Monster Island: The Rest of the Story

285e41cf4ac832c4363bcc7ee7ba86f1A very, very short tale about a mysterious island…  

A towering wave slammed down on the small fishing boat, like a giant fist smashing a toy in a tub.

Ben’s last memory was the sounds of screaming and the roar of killer waves punishing the ship and everything on it. Then blackness.

The storm raged on through the night.

A sand crab scurried over Ben’s face and he realized he was alive. He was half buried in the soft sand and surf that gently licked the pristine beach. Seagulls cried out greetings. Something sticky glued his left eye shut.

His muscles were so sore that he was barely able to pull himself up from the sucking surf and into a kneeling position. He quickly surveyed his surroundings. Left. Right. The beach looked deserted.

He strained his eyes searching for several minutes. Then he saw some movement. Coming over a sand dune that separated them was Art, his brother-in-law! He slogged along painfully. One arm in a sling. Stopped. Saw Ben and weakly waved.

Standing up was a bit of a challenge, as Ben felt curiously dizzy and his one good eye had a hard time staying focused.

“See anyone else? Ben asked hopefully.

“No,” Art said. “No sign of Bill, Carl, Eric, or the Captain. We won’t know for sure what happened to them until we check out the rest of the beaches surrounding this island.”

“How do you know we’re on an island? This could be the coast of some country.”

Art looked at Ben more closely. “You suffered a pretty nasty gash there Ben. Let me take a look at it.”

A livid open wound ran from the crown of his head to just above his left eye. Crusted blood covered his eye, cheek, and beard. He’d be surprised if Ben didn’t have a concussion.

“The reason I know we’re on an island is that I went inland, through the jungle, and found a little mountain top with a view of the entire island.” Art explained, as he studied Ben’s wound.

“C’mon…if you’re up to walking I know where a steam of fresh water is and you can clean up and quench your thirst.” Art said.

In the days ahead they explored the island, discovering a variety of eatable fruits and roots, and small animals like monkeys. It was a beautiful island. The kind of island you could easily call a tropical paradise.

In their travels they found Carl and Eric’s bodies laying facedown in the surf. A few pieces of driftwood from the boat were scattered around. They found a fishing pole, with reel and string intact.
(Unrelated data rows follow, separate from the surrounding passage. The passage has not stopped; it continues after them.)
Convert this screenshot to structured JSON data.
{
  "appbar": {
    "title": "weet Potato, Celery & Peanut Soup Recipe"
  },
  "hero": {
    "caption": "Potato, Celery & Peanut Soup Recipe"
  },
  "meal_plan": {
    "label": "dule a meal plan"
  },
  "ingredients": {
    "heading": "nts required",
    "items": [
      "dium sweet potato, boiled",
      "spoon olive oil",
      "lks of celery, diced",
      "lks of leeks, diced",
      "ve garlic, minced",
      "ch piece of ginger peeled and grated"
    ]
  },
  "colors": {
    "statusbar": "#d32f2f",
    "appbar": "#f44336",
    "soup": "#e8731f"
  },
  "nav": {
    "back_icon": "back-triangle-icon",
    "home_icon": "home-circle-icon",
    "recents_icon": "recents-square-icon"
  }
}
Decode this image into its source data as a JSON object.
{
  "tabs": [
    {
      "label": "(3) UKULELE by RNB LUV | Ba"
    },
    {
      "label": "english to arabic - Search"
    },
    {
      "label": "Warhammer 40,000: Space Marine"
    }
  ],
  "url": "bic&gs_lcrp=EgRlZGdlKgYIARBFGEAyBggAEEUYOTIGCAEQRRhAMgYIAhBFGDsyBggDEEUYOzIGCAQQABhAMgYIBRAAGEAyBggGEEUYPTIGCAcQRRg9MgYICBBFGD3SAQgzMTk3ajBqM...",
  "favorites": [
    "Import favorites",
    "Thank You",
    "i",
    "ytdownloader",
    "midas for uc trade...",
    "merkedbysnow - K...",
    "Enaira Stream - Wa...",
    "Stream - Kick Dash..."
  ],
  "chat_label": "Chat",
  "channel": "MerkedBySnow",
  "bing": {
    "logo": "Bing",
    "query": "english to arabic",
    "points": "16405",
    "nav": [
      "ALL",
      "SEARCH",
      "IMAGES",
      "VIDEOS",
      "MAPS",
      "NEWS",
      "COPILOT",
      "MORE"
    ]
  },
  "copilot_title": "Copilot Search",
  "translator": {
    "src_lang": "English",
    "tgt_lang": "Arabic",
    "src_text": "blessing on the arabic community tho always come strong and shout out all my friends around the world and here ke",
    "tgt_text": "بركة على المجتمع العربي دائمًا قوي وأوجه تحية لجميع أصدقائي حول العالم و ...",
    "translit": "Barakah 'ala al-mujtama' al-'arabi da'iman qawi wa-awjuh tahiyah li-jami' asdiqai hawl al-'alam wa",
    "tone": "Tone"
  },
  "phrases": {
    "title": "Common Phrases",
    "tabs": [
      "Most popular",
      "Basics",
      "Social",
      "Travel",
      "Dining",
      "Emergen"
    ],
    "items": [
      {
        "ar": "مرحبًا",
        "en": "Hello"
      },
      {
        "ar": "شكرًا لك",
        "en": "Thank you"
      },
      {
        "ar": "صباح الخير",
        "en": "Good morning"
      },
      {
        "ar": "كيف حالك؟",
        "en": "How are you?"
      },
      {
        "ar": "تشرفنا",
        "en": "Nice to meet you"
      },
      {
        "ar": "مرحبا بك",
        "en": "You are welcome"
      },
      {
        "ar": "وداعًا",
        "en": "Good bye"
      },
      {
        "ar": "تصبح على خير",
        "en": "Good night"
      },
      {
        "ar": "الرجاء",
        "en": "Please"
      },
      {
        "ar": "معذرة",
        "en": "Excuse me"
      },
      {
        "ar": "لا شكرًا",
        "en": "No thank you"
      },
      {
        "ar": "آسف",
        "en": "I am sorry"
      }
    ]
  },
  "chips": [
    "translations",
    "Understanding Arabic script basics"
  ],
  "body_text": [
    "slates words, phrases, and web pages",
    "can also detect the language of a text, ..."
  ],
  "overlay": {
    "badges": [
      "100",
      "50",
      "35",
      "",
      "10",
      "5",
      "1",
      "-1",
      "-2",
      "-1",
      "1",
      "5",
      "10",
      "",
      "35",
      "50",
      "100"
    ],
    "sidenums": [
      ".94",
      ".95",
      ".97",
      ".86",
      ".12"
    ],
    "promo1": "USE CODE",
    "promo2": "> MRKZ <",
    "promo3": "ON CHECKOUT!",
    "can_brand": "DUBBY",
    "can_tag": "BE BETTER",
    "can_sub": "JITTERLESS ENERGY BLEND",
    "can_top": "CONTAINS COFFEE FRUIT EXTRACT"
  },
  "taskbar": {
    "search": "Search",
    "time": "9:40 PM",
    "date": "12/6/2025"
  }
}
The weeks turned to months. The months to years.

The men had forgotten what their homes looked like. People’s names. Events. They went about each day staying busy foraging for food, making crude tools, and bowls from coconut shells.

And waiting for nightfall, and the dreams.
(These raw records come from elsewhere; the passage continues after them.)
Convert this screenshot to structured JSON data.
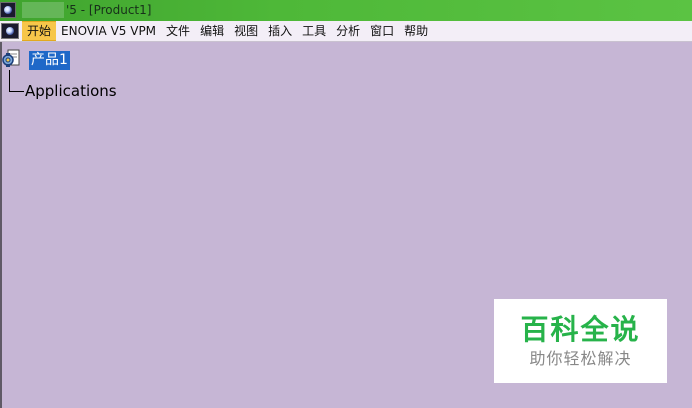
{
  "window": {
    "title": "'5 - [Product1]",
    "app_icon": "catia-app-icon"
  },
  "menu": {
    "doc_icon": "catia-document-icon",
    "items": [
      {
        "label": "开始",
        "active": true
      },
      {
        "label": "ENOVIA V5 VPM"
      },
      {
        "label": "文件"
      },
      {
        "label": "编辑"
      },
      {
        "label": "视图"
      },
      {
        "label": "插入"
      },
      {
        "label": "工具"
      },
      {
        "label": "分析"
      },
      {
        "label": "窗口"
      },
      {
        "label": "帮助"
      }
    ]
  },
  "tree": {
    "root": {
      "label": "产品1",
      "icon": "product-gear-icon",
      "selected": true
    },
    "children": [
      {
        "label": "Applications"
      }
    ]
  },
  "watermark": {
    "title": "百科全说",
    "subtitle": "助你轻松解决"
  },
  "colors": {
    "background": "#c6b6d5",
    "titlebar": "#4eb838",
    "menu_active": "#f7c64a",
    "selection": "#1f68c8",
    "watermark_green": "#27b34a"
  }
}
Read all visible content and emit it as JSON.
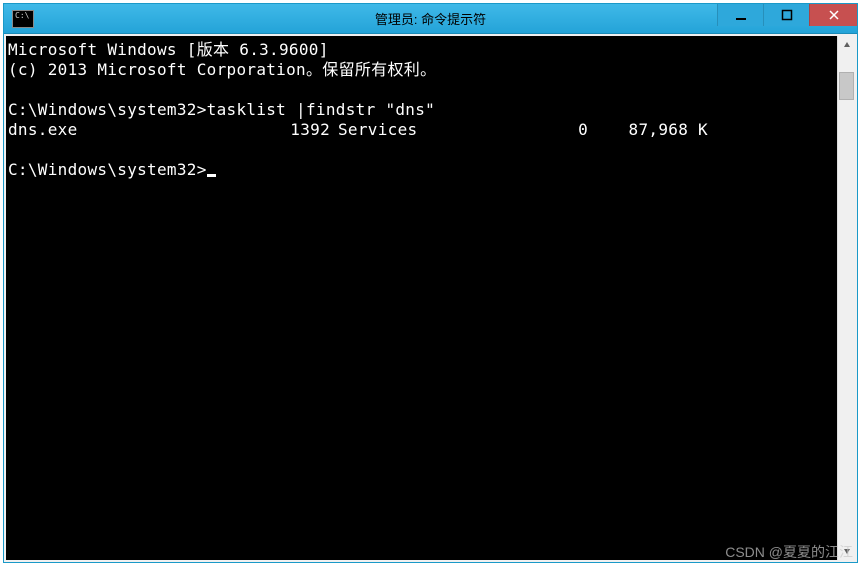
{
  "window": {
    "title": "管理员: 命令提示符",
    "icon_label": "C:\\"
  },
  "terminal": {
    "banner_line1": "Microsoft Windows [版本 6.3.9600]",
    "banner_line2": "(c) 2013 Microsoft Corporation。保留所有权利。",
    "prompt1_path": "C:\\Windows\\system32>",
    "prompt1_cmd": "tasklist |findstr \"dns\"",
    "output": {
      "name": "dns.exe",
      "pid": "1392",
      "session": "Services",
      "session_num": "0",
      "mem": "87,968 K"
    },
    "prompt2_path": "C:\\Windows\\system32>"
  },
  "watermark": "CSDN @夏夏的江江"
}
From their first full night on the island they both had fantastic dreams. Beautiful women with exotic names like Peisinoe and Thelxiepeia came to them and they made love all night. Come morning they were weak and pale, but strangely satisfied.
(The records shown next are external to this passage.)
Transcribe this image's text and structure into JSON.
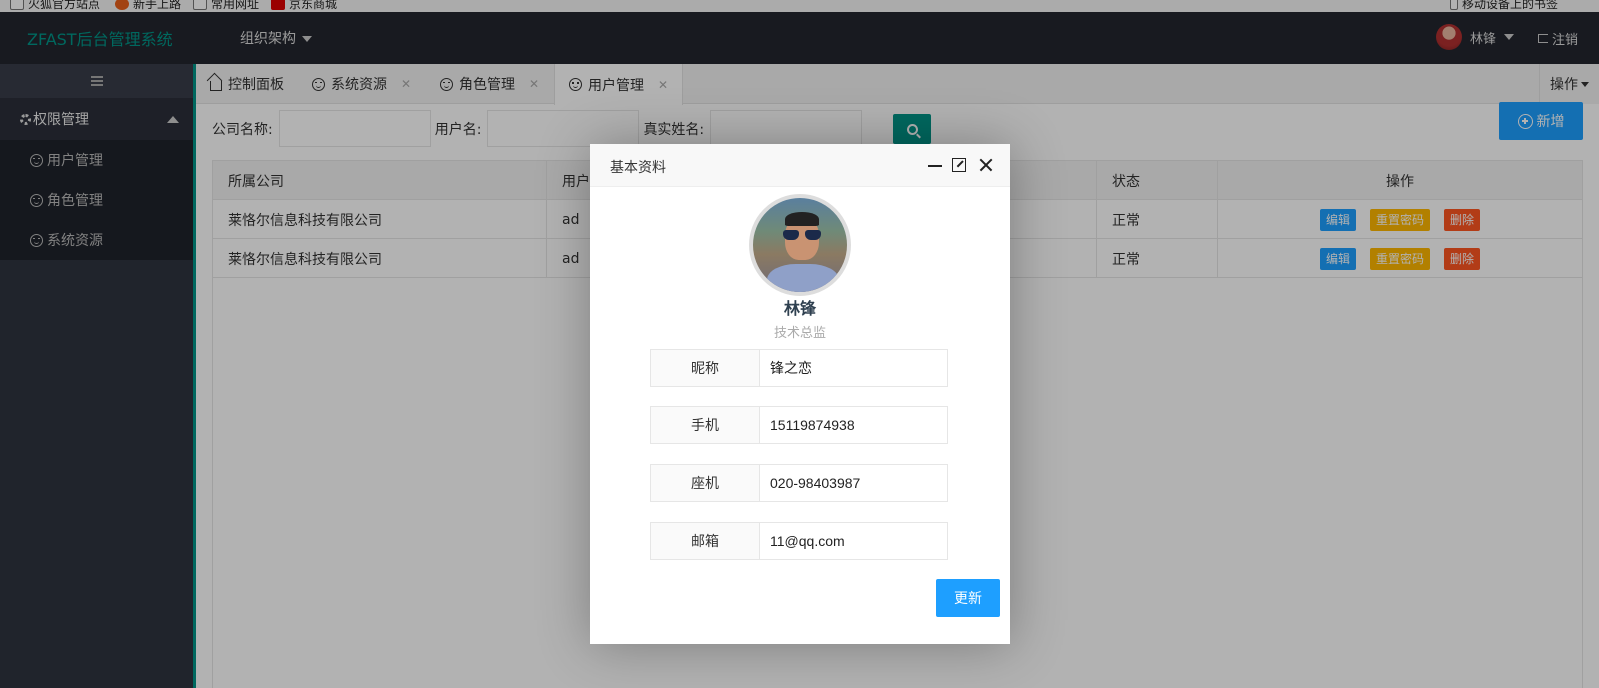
{
  "bookmarks": [
    "火狐官方站点",
    "新手上路",
    "常用网址",
    "京东商城"
  ],
  "bookmarks_right": "移动设备上的书签",
  "header": {
    "brand": "ZFAST后台管理系统",
    "nav_item": "组织架构",
    "user_name": "林锋",
    "logout": "注销"
  },
  "sidebar": {
    "group_label": "权限管理",
    "items": [
      {
        "label": "用户管理"
      },
      {
        "label": "角色管理"
      },
      {
        "label": "系统资源"
      }
    ]
  },
  "tabs": [
    {
      "label": "控制面板"
    },
    {
      "label": "系统资源"
    },
    {
      "label": "角色管理"
    },
    {
      "label": "用户管理"
    }
  ],
  "tabs_ops": "操作",
  "search": {
    "company_label": "公司名称:",
    "username_label": "用户名:",
    "realname_label": "真实姓名:"
  },
  "add_button": "新增",
  "table": {
    "headers": [
      "所属公司",
      "用户名",
      "",
      "状态",
      "操作"
    ],
    "rows": [
      {
        "company": "莱恪尔信息科技有限公司",
        "username": "ad",
        "status": "正常"
      },
      {
        "company": "莱恪尔信息科技有限公司",
        "username": "ad",
        "status": "正常"
      }
    ],
    "actions": {
      "edit": "编辑",
      "reset": "重置密码",
      "delete": "删除"
    }
  },
  "modal": {
    "title": "基本资料",
    "name": "林锋",
    "position": "技术总监",
    "fields": [
      {
        "label": "昵称",
        "value": "锋之恋"
      },
      {
        "label": "手机",
        "value": "15119874938"
      },
      {
        "label": "座机",
        "value": "020-98403987"
      },
      {
        "label": "邮箱",
        "value": "11@qq.com"
      }
    ],
    "update_button": "更新"
  },
  "colors": {
    "brand": "#009688",
    "primary": "#1e9fff",
    "warn": "#ffb800",
    "danger": "#ff5722",
    "header_bg": "#23262e",
    "sidebar_bg": "#2f3440"
  }
}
Ben and Art soon referred to the island as Paradise.

All their worries had left them and they were living tranquil lives. Not that it would have mattered to them, but the real name of the island they were on was Sirenum scopuli.

The Greeks also called it Monster Island – in mythology – because it was said to be populated by the Sirens whose irresistible songs lured mariners to their destruction for centuries on the rocks surrounding the island.

No one really knew the full story of the island. It was both a myth and a mystery.

What the Greeks weren’t aware of  was that many of the sailors survived those shipwrecks. Those lucky (?) souls were given a second chance by the so-called sirens, who were actually vampires with great voices and strong sexual appetites!

As It Stands, sometimes an old myth needs a little updating.

 

 

Author: Dave Stancliff

Retired newspaper editor/publisher, Vietnam veteran, freelance writer, blogger, married 43 years with three sons and five grandchildren.

Leave a Reply

Fill in your details below or click an icon to log in:

WordPress.com Logo

You are commenting using your WordPress.com account. Log Out / Change )

Twitter picture

You are commenting using your Twitter account. Log Out / Change )

Facebook photo

You are commenting using your Facebook account. Log Out / Change )

Google+ photo

You are commenting using your Google+ account. Log Out / Change )

Connecting to %s